Tuesday, June 11, 2013

Why coders — and codologists — should love postmodernists

Jean Baudrillard (1929-2007) and Jacques Derrida (1930-2004)

"The analytic vs. continental divide" topic still seems to matter to some philosophers, and some analytic philosophers still take pot shots at what is grouped under the "postmodernism" tent (and at Derrida in particular). I think for coders (and codologists), this is peculiar. Now there is a logical style that analytic philosophers follow (for the most part), and a poetical style that continental philosophers follow, but one could go right or go wrong in either style.

When I think of those who attack the continentals, the first who come to my mind are the right-wing Christian activists who continuously bring up the "postmodernists" for being at the core of who are destroying society (e.g., Deconstructionism and the Left, by David Barton). A leader in the promotion of intelligent design, the Discovery Institute, is also a leader in the attack on postmodernism. Also, some of those on the analytic side are Ayn Rand libertarians (those who proclaim the supremacy of Aristotelian logic and who also attack the "postmodernists"), or Christian analytic philosophers (e.g., Alvin Plantinga).
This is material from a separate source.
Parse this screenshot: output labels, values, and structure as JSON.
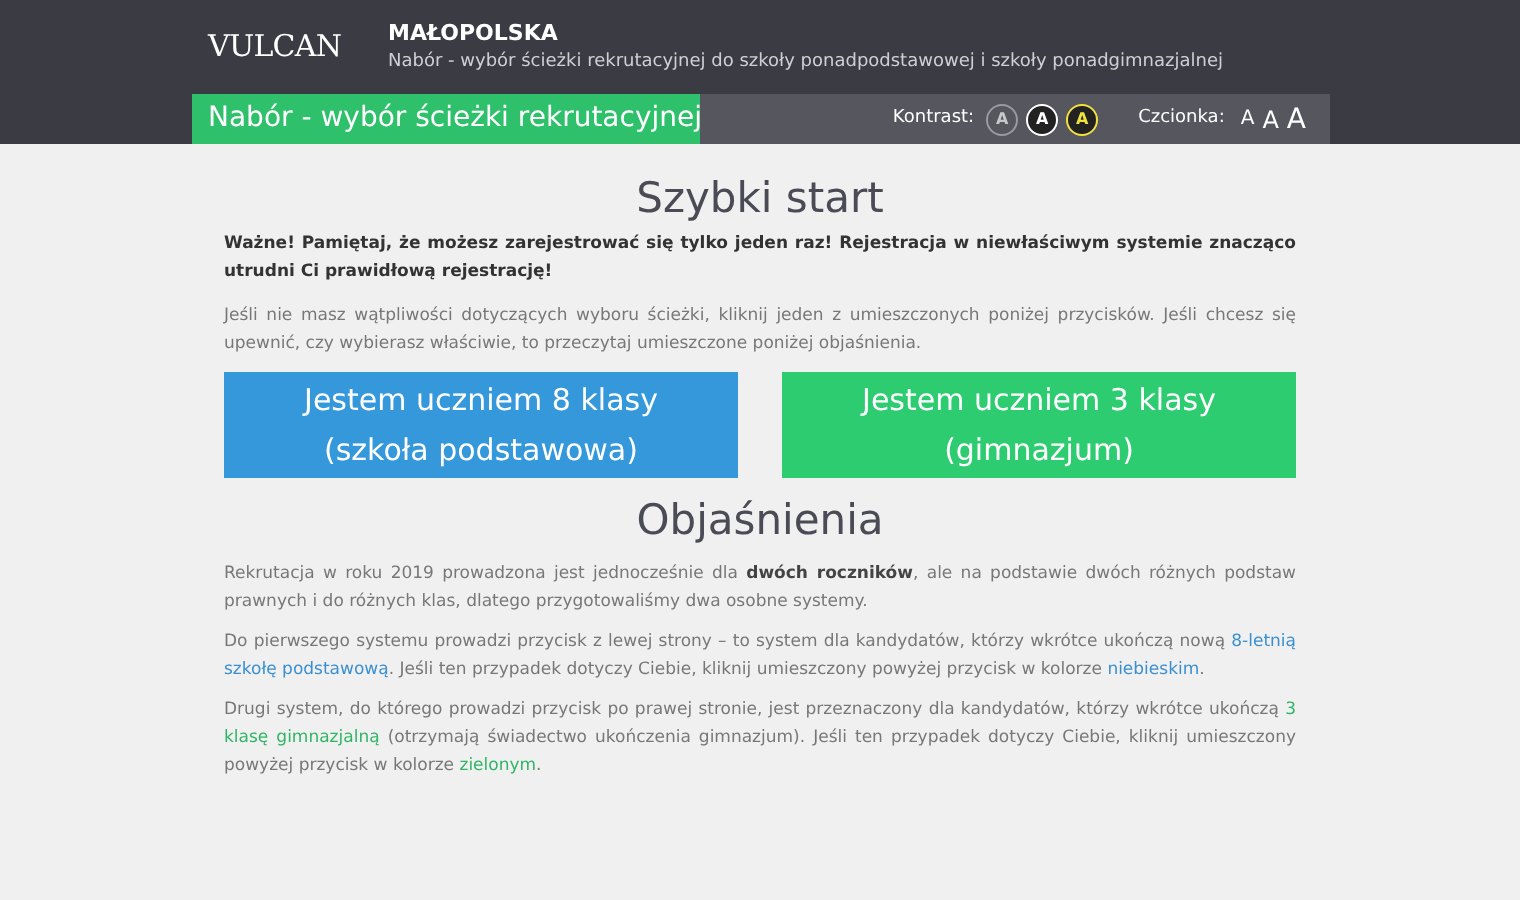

I like the analytic approach when it can be coded in symbolic logic (like "A logic for 'because'": researchgate.net/publication/231927187_A_Logic_for_Because - which gives a formal logic for 'because' that is missed in previous "Euthyphro" analyses).

Some continentals may have some screwed up ideas. But so do some analytics. (That continentals are antifoundationalists, though, puts them at an advantage over analytics to some degree in formulating good philosophy. In that, they are more clear-thinking than many analytics.)

Derrida does have meaning (no pun intended) for some theoretical computer scientists who delve into the semantics of programming languages. Of course, that the same code can produce different results in different (e.g., compile-time vs. run-time, or lexical vs. dynamic) contexts is well known to coders: A piece of code has a not-necessarily fixed meaning.

Simulacra, deconstruction, différance, and other "postmodern evils" may be confusing for some analytic philosphers, but they are not for coders.

Should Computer Scientists Read Derrida?
Derrida - defining deconstruction: youtube.com/watch?v=vgwOjjoYtco
How Radical is Derrida's Deconstructive Reading?
"Tossing Algebraic Flowers Down the Great Divide":
"Derrida's Machines": thinkartlab.com/pkl/media/DERRIDA/DERRIDA.htm
Which philosophy is dead?, by Santiago Zabala